• **What is being asked**:
Below are entries; count the lines among them that contain the word "folder", and give only the count.

[Opening Supplied records section]

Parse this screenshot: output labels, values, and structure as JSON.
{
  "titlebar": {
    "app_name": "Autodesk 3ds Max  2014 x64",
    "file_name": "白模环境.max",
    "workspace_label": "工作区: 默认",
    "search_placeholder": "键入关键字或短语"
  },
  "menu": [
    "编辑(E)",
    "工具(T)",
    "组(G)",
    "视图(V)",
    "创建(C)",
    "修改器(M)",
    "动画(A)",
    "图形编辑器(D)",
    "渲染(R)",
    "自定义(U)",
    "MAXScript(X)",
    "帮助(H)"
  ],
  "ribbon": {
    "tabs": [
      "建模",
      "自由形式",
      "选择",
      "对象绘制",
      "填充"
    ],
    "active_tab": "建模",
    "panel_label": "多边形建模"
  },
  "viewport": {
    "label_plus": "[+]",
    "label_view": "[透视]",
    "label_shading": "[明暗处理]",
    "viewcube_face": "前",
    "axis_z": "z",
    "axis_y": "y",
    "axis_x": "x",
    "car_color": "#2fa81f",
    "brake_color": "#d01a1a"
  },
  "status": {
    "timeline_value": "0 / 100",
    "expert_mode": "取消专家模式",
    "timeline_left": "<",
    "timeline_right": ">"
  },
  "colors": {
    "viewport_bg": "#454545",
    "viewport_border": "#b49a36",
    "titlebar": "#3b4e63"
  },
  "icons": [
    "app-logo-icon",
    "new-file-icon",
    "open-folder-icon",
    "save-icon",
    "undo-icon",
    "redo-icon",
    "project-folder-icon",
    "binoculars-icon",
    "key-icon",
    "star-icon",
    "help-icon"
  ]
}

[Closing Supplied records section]

• **Answer below**:
2